By direction of the Panel.  

H. Joseph Schimansky  
Executive Director  

April 23, 2004  
Washington, D.C.

1/     Several positions, including barbers and automobile mechanics, are paid on a commission basis.

2/   The positions of the parties and the Panel's rationale regarding Issues 2 through 4 are presented together in what follows because the parties' final offers with respect to them are interrelated.  

3/   In current CBA, Article XLII, Insurance, reads:  

Section 1.  Information concerning associates group life and health benefits as provided by NEXCOM will be made available to all eligible associates as appropriate.  The Navy Exchange Service Command's Basic Life and Health Benefit Plan which currently are available to all regular full-time associates include the following:

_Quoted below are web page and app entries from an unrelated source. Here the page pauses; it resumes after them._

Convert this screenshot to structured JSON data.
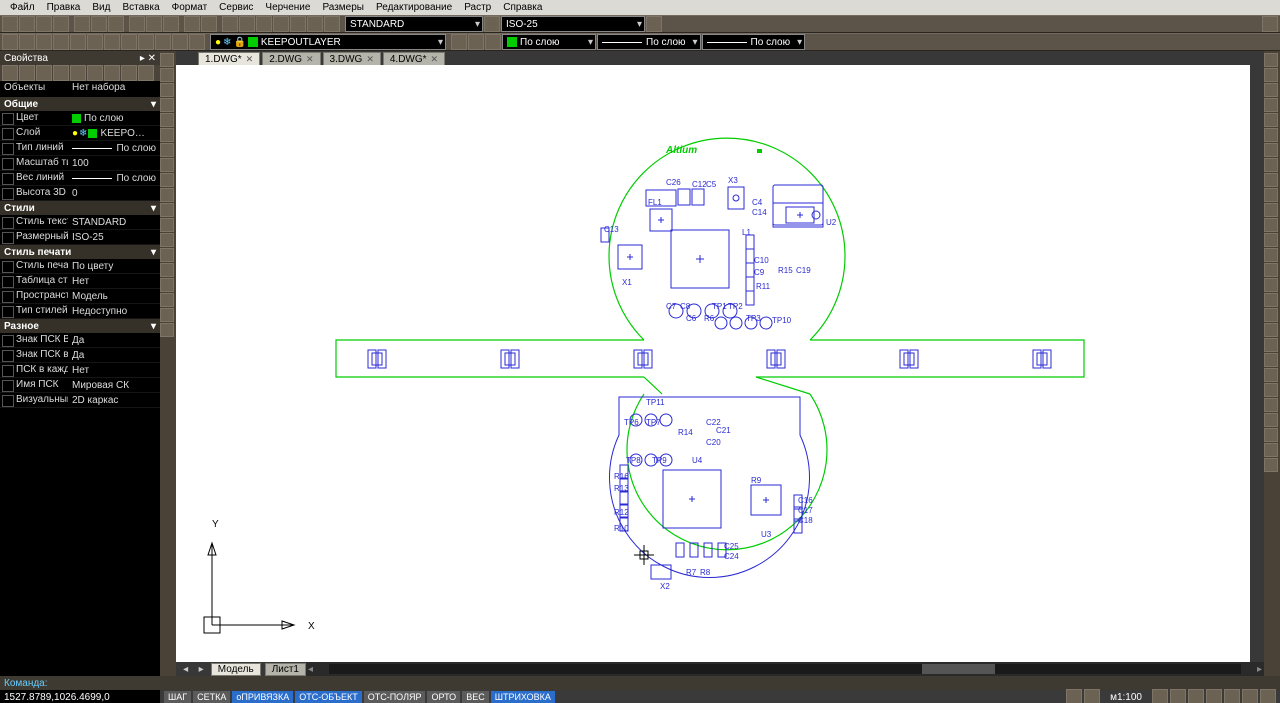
{
  "menu": [
    "Файл",
    "Правка",
    "Вид",
    "Вставка",
    "Формат",
    "Сервис",
    "Черчение",
    "Размеры",
    "Редактирование",
    "Растр",
    "Справка"
  ],
  "toolbar2": {
    "style_combo": "STANDARD",
    "dim_combo": "ISO-25"
  },
  "toolbar3": {
    "layer": "KEEPOUTLAYER",
    "bylayer": "По слою",
    "linetype": "По слою",
    "lineweight": "По слою"
  },
  "panel": {
    "title": "Свойства",
    "objects_lbl": "Объекты",
    "objects_val": "Нет набора",
    "sections": {
      "general": "Общие",
      "styles": "Стили",
      "plotstyle": "Стиль печати",
      "misc": "Разное"
    },
    "general": [
      {
        "k": "Цвет",
        "v": "По слою",
        "swatch": "#0c0"
      },
      {
        "k": "Слой",
        "v": "KEEPO…",
        "swatch": "#0c0",
        "layer": true
      },
      {
        "k": "Тип линий",
        "v": "По слою",
        "line": true
      },
      {
        "k": "Масштаб типа …",
        "v": "100"
      },
      {
        "k": "Вес линий",
        "v": "По слою",
        "line": true
      },
      {
        "k": "Высота 3D",
        "v": "0"
      }
    ],
    "styles": [
      {
        "k": "Стиль текста",
        "v": "STANDARD"
      },
      {
        "k": "Размерный ст…",
        "v": "ISO-25"
      }
    ],
    "plotstyle": [
      {
        "k": "Стиль печати",
        "v": "По цвету"
      },
      {
        "k": "Таблица стиле…",
        "v": "Нет"
      },
      {
        "k": "Пространство …",
        "v": "Модель"
      },
      {
        "k": "Тип стилей печ…",
        "v": "Недоступно"
      }
    ],
    "misc": [
      {
        "k": "Знак ПСК Вкл",
        "v": "Да"
      },
      {
        "k": "Знак ПСК в на…",
        "v": "Да"
      },
      {
        "k": "ПСК в каждом …",
        "v": "Нет"
      },
      {
        "k": "Имя ПСК",
        "v": "Мировая СК"
      },
      {
        "k": "Визуальный ст…",
        "v": "2D каркас"
      }
    ]
  },
  "tabs": [
    {
      "label": "1.DWG*",
      "active": true
    },
    {
      "label": "2.DWG"
    },
    {
      "label": "3.DWG"
    },
    {
      "label": "4.DWG*"
    }
  ],
  "bottom_tabs": [
    {
      "label": "Модель",
      "active": true
    },
    {
      "label": "Лист1"
    }
  ],
  "drawing": {
    "brand": "Altium",
    "axes": {
      "x": "X",
      "y": "Y"
    },
    "top_refs": [
      "C26",
      "FL1",
      "C12",
      "C5",
      "X3",
      "C4",
      "C14",
      "U2",
      "C13",
      "L1",
      "X1",
      "C10",
      "C9",
      "R15",
      "C19",
      "R11",
      "C7",
      "C8",
      "R6",
      "C6",
      "TP1",
      "TP2",
      "TP10",
      "TP3"
    ],
    "bot_refs": [
      "TP11",
      "TP6",
      "TP7",
      "R14",
      "C22",
      "C21",
      "C20",
      "TP8",
      "TP9",
      "U4",
      "R16",
      "R13",
      "R10",
      "R12",
      "R9",
      "C16",
      "C17",
      "C18",
      "U3",
      "C25",
      "C24",
      "R7",
      "R8",
      "X2"
    ]
  },
  "cmd": {
    "label": "Команда:"
  },
  "coord": "1527.8789,1026.4699,0",
  "status": {
    "buttons": [
      {
        "t": "ШАГ"
      },
      {
        "t": "СЕТКА"
      },
      {
        "t": "оПРИВЯЗКА",
        "on": true
      },
      {
        "t": "ОТС-ОБЪЕКТ",
        "on": true
      },
      {
        "t": "ОТС-ПОЛЯР"
      },
      {
        "t": "ОРТО"
      },
      {
        "t": "ВЕС"
      },
      {
        "t": "ШТРИХОВКА",
        "on": true
      }
    ],
    "scale": "м1:100"
  }
}
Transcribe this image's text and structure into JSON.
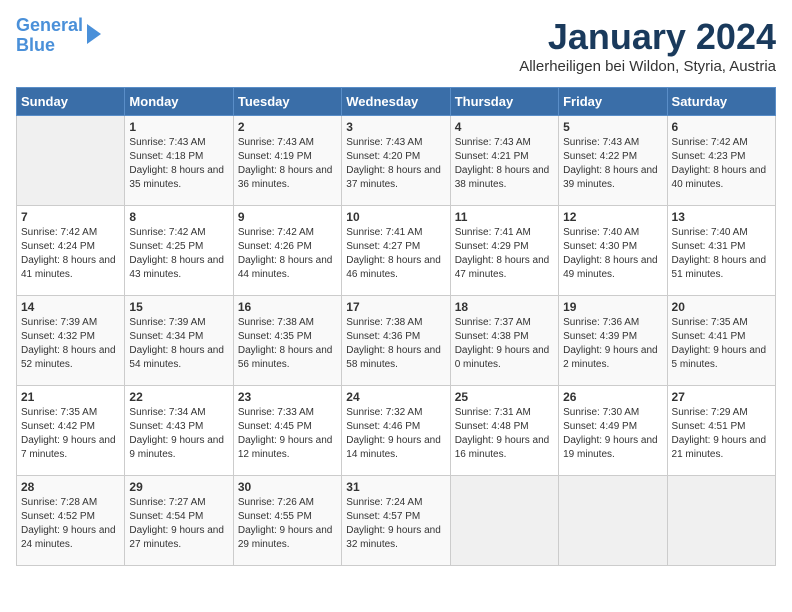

a. Basic Life Insurance and Accidental Death and Dismemberment Insurance;

b. Dependent Life Insurance

c. Comprehensive Medical-Dental Plan

d. Short-term Disability Plan

e. Long-term Disability Plan


Section 2.  Regular full-time and regular part-time associates are eligible to participate in the Optional Group Life Insurance Plan.


The Employer currently pays 70 percent of dental premiums, but makes no contribution toward Long-term Disability Plan premiums. 

4/   In this regard, the Employer contends that the Union's proposal to set the Employer's contribution higher than 70 percent, the current percentage covered by DoD for all participating NAF employees, is nonnegotiable under the FLRA's decision in American Federation of Government Employees, Local 3240 and U.S. Department of the Air Force, 325th Support Group, Air Education and Training Command, Tyndall Air Force Base, Florida, 58 FLRA 696, 697 (July 15, 2003) (Tyndall).

5/   In light of our decision on the merits of this issue, it is unnecessary to address the duty-to-bargain question the Employer raises under Tyndall.